** Record excerpts follows **

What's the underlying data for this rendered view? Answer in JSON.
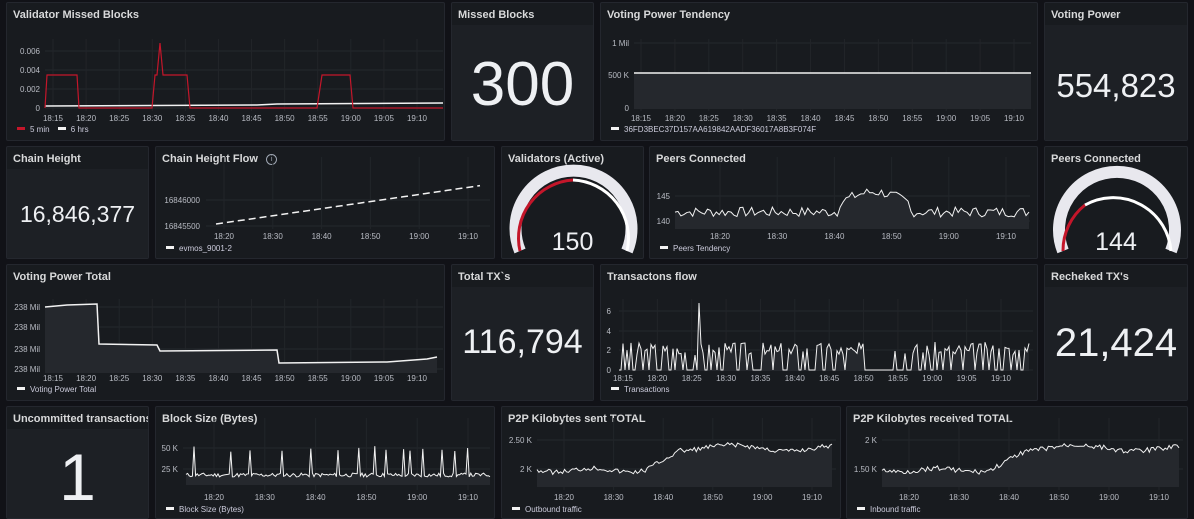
{
  "colors": {
    "red": "#c4162a",
    "white": "#f2f2f2",
    "grey_fill": "#2b2e33",
    "gauge_track": "#e8e8ee"
  },
  "panels": {
    "validator_missed": {
      "title": "Validator Missed Blocks",
      "y_ticks": [
        "0.006",
        "0.004",
        "0.002",
        "0"
      ],
      "x_ticks": [
        "18:15",
        "18:20",
        "18:25",
        "18:30",
        "18:35",
        "18:40",
        "18:45",
        "18:50",
        "18:55",
        "19:00",
        "19:05",
        "19:10"
      ],
      "legend": [
        "5 min",
        "6 hrs"
      ]
    },
    "missed_blocks": {
      "title": "Missed Blocks",
      "value": "300"
    },
    "voting_power_tendency": {
      "title": "Voting Power Tendency",
      "y_ticks": [
        "1 Mil",
        "500 K",
        "0"
      ],
      "x_ticks": [
        "18:15",
        "18:20",
        "18:25",
        "18:30",
        "18:35",
        "18:40",
        "18:45",
        "18:50",
        "18:55",
        "19:00",
        "19:05",
        "19:10"
      ],
      "legend": "36FD3BEC37D157AA619842AADF36017A8B3F074F"
    },
    "voting_power": {
      "title": "Voting Power",
      "value": "554,823"
    },
    "chain_height": {
      "title": "Chain Height",
      "value": "16,846,377"
    },
    "chain_height_flow": {
      "title": "Chain Height Flow",
      "info_icon": "i",
      "y_ticks": [
        "16846000",
        "16845500"
      ],
      "x_ticks": [
        "18:20",
        "18:30",
        "18:40",
        "18:50",
        "19:00",
        "19:10"
      ],
      "legend": "evmos_9001-2"
    },
    "validators_active": {
      "title": "Validators (Active)",
      "value": "150"
    },
    "peers_connected_graph": {
      "title": "Peers Connected",
      "y_ticks": [
        "145",
        "140"
      ],
      "x_ticks": [
        "18:20",
        "18:30",
        "18:40",
        "18:50",
        "19:00",
        "19:10"
      ],
      "legend": "Peers Tendency"
    },
    "peers_connected_gauge": {
      "title": "Peers Connected",
      "value": "144"
    },
    "voting_power_total": {
      "title": "Voting Power Total",
      "y_ticks": [
        "238 Mil",
        "238 Mil",
        "238 Mil",
        "238 Mil"
      ],
      "x_ticks": [
        "18:15",
        "18:20",
        "18:25",
        "18:30",
        "18:35",
        "18:40",
        "18:45",
        "18:50",
        "18:55",
        "19:00",
        "19:05",
        "19:10"
      ],
      "legend": "Voting Power Total"
    },
    "total_tx": {
      "title": "Total TX`s",
      "value": "116,794"
    },
    "transactions_flow": {
      "title": "Transactons flow",
      "y_ticks": [
        "6",
        "4",
        "2",
        "0"
      ],
      "x_ticks": [
        "18:15",
        "18:20",
        "18:25",
        "18:30",
        "18:35",
        "18:40",
        "18:45",
        "18:50",
        "18:55",
        "19:00",
        "19:05",
        "19:10"
      ],
      "legend": "Transactions"
    },
    "rechecked_tx": {
      "title": "Recheked TX's",
      "value": "21,424"
    },
    "uncommitted_tx": {
      "title": "Uncommitted transactions",
      "value": "1"
    },
    "block_size": {
      "title": "Block Size (Bytes)",
      "y_ticks": [
        "50 K",
        "25 K"
      ],
      "x_ticks": [
        "18:20",
        "18:30",
        "18:40",
        "18:50",
        "19:00",
        "19:10"
      ],
      "legend": "Block Size (Bytes)"
    },
    "p2p_sent": {
      "title": "P2P Kilobytes sent TOTAL",
      "y_ticks": [
        "2.50 K",
        "2 K"
      ],
      "x_ticks": [
        "18:20",
        "18:30",
        "18:40",
        "18:50",
        "19:00",
        "19:10"
      ],
      "legend": "Outbound traffic"
    },
    "p2p_received": {
      "title": "P2P Kilobytes received TOTAL",
      "y_ticks": [
        "2 K",
        "1.50 K"
      ],
      "x_ticks": [
        "18:20",
        "18:30",
        "18:40",
        "18:50",
        "19:00",
        "19:10"
      ],
      "legend": "Inbound traffic"
    }
  }
}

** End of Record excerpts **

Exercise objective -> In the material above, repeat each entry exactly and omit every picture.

Your response ->
What's the underlying data for this rendered view? Answer in JSON.
{
  "colors": {
    "red": "#c4162a",
    "white": "#f2f2f2",
    "grey_fill": "#2b2e33",
    "gauge_track": "#e8e8ee"
  },
  "panels": {
    "validator_missed": {
      "title": "Validator Missed Blocks",
      "y_ticks": [
        "0.006",
        "0.004",
        "0.002",
        "0"
      ],
      "x_ticks": [
        "18:15",
        "18:20",
        "18:25",
        "18:30",
        "18:35",
        "18:40",
        "18:45",
        "18:50",
        "18:55",
        "19:00",
        "19:05",
        "19:10"
      ],
      "legend": [
        "5 min",
        "6 hrs"
      ]
    },
    "missed_blocks": {
      "title": "Missed Blocks",
      "value": "300"
    },
    "voting_power_tendency": {
      "title": "Voting Power Tendency",
      "y_ticks": [
        "1 Mil",
        "500 K",
        "0"
      ],
      "x_ticks": [
        "18:15",
        "18:20",
        "18:25",
        "18:30",
        "18:35",
        "18:40",
        "18:45",
        "18:50",
        "18:55",
        "19:00",
        "19:05",
        "19:10"
      ],
      "legend": "36FD3BEC37D157AA619842AADF36017A8B3F074F"
    },
    "voting_power": {
      "title": "Voting Power",
      "value": "554,823"
    },
    "chain_height": {
      "title": "Chain Height",
      "value": "16,846,377"
    },
    "chain_height_flow": {
      "title": "Chain Height Flow",
      "info_icon": "i",
      "y_ticks": [
        "16846000",
        "16845500"
      ],
      "x_ticks": [
        "18:20",
        "18:30",
        "18:40",
        "18:50",
        "19:00",
        "19:10"
      ],
      "legend": "evmos_9001-2"
    },
    "validators_active": {
      "title": "Validators (Active)",
      "value": "150"
    },
    "peers_connected_graph": {
      "title": "Peers Connected",
      "y_ticks": [
        "145",
        "140"
      ],
      "x_ticks": [
        "18:20",
        "18:30",
        "18:40",
        "18:50",
        "19:00",
        "19:10"
      ],
      "legend": "Peers Tendency"
    },
    "peers_connected_gauge": {
      "title": "Peers Connected",
      "value": "144"
    },
    "voting_power_total": {
      "title": "Voting Power Total",
      "y_ticks": [
        "238 Mil",
        "238 Mil",
        "238 Mil",
        "238 Mil"
      ],
      "x_ticks": [
        "18:15",
        "18:20",
        "18:25",
        "18:30",
        "18:35",
        "18:40",
        "18:45",
        "18:50",
        "18:55",
        "19:00",
        "19:05",
        "19:10"
      ],
      "legend": "Voting Power Total"
    },
    "total_tx": {
      "title": "Total TX`s",
      "value": "116,794"
    },
    "transactions_flow": {
      "title": "Transactons flow",
      "y_ticks": [
        "6",
        "4",
        "2",
        "0"
      ],
      "x_ticks": [
        "18:15",
        "18:20",
        "18:25",
        "18:30",
        "18:35",
        "18:40",
        "18:45",
        "18:50",
        "18:55",
        "19:00",
        "19:05",
        "19:10"
      ],
      "legend": "Transactions"
    },
    "rechecked_tx": {
      "title": "Recheked TX's",
      "value": "21,424"
    },
    "uncommitted_tx": {
      "title": "Uncommitted transactions",
      "value": "1"
    },
    "block_size": {
      "title": "Block Size (Bytes)",
      "y_ticks": [
        "50 K",
        "25 K"
      ],
      "x_ticks": [
        "18:20",
        "18:30",
        "18:40",
        "18:50",
        "19:00",
        "19:10"
      ],
      "legend": "Block Size (Bytes)"
    },
    "p2p_sent": {
      "title": "P2P Kilobytes sent TOTAL",
      "y_ticks": [
        "2.50 K",
        "2 K"
      ],
      "x_ticks": [
        "18:20",
        "18:30",
        "18:40",
        "18:50",
        "19:00",
        "19:10"
      ],
      "legend": "Outbound traffic"
    },
    "p2p_received": {
      "title": "P2P Kilobytes received TOTAL",
      "y_ticks": [
        "2 K",
        "1.50 K"
      ],
      "x_ticks": [
        "18:20",
        "18:30",
        "18:40",
        "18:50",
        "19:00",
        "19:10"
      ],
      "legend": "Inbound traffic"
    }
  }
}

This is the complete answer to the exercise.